The performances from this week’s Brits continued the previous trends of black artists using their moments in the limelight to clap back at their exclusion. Most notable was Tyler, the Creator accepting his award for international male solo artist, when he took a swipe at Theresa May for his five-year ban for supposedly promoting terror and hatred in his lyrics – while white artists with similar lyrical focus, such as Eminem, were not banned. Softer than his Grenfell rap in 2018, but no less political in its way, was Stormzy’s performance at this year’s Brits: an emphatic assertion of the depth and breath of global black creativity. It drew in British grime, American gospel and African pop (with Nigerian guest star Burna Boy), climaxing in a euphoric performance of Rainfall surrounded by tens of people of colour that seemed to say: we’re here to stay.

Now that black British artists are finally getting credit for their creativity, success and vast cultural influence, and being given the space to represent the breadth of their vision, they’re refusing to let white fans and industry gatekeepers enjoy and consume black art without having to reckon with the struggle and history of oppression that underpin it. Black artists don’t have the privilege of being apolitical.

These moments are special and affirming for black Brits – but it’s also necessary to question the Brits and ITV’s intentions. As people switch off from awards ceremonies and viewing figures dwindle, is ITV relying on the white outrage caused by such explicit displays of black defiance to remain relevant? In their genuine desire to represent and speak out, are artists compromised as marketing ploys? Are white execs patting themselves on the back for showcasing black artistry, then leaving them to navigate the onslaught of abuse from social media, politicians such as Priti Patel and the press? How ITV and the Brits react to the aftermath of these performances is just as important as providing the platform in the first place.

Related: Politics and powerful performances at the 2020 Brits – but no shock winners

Once upon a time, a black artist protesting Britain’s racist leadership on national TV might have been blacklisted. But the unimpeachable cultural power commanded by today’s leading acts has allowed many of them to remain independent, rather than reliant on major labels with the power to sideline them if they step out of line. Information is now freely shared between a generation of fed-up young people with social media at their fingertips, who know how to wield their voices and consumer power in the face of injustice.

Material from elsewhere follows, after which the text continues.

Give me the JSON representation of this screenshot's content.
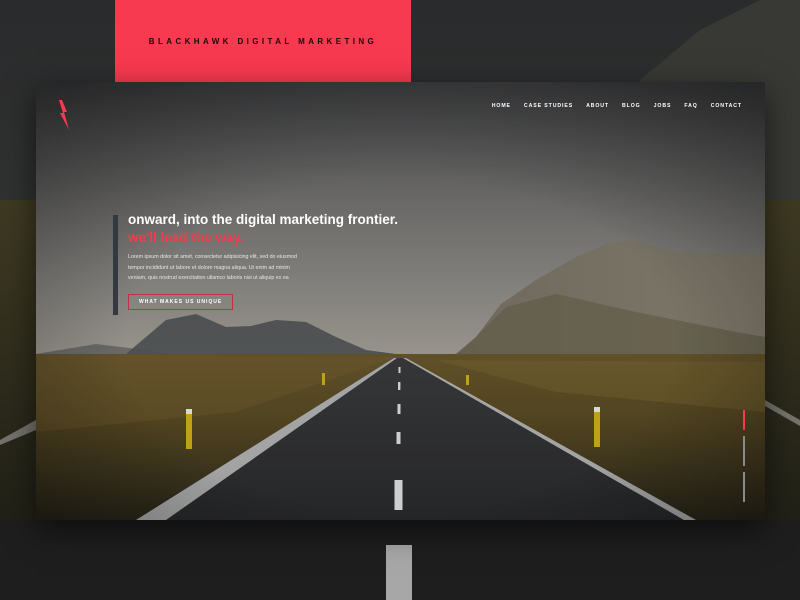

It represents a significant shift in power – not to mention musical iconography. The accepted forms of rebellion and public displays of angst at the industry’s awards ceremonies have typically been reserved for stereotypical white rock stars: getting drunk, stoking beef, acting out. Not only are black artists winning prizes and dominating the news with their powerful cultural statements, they’re redefining what it looks like to be a rock star, giving rebellion true purpose.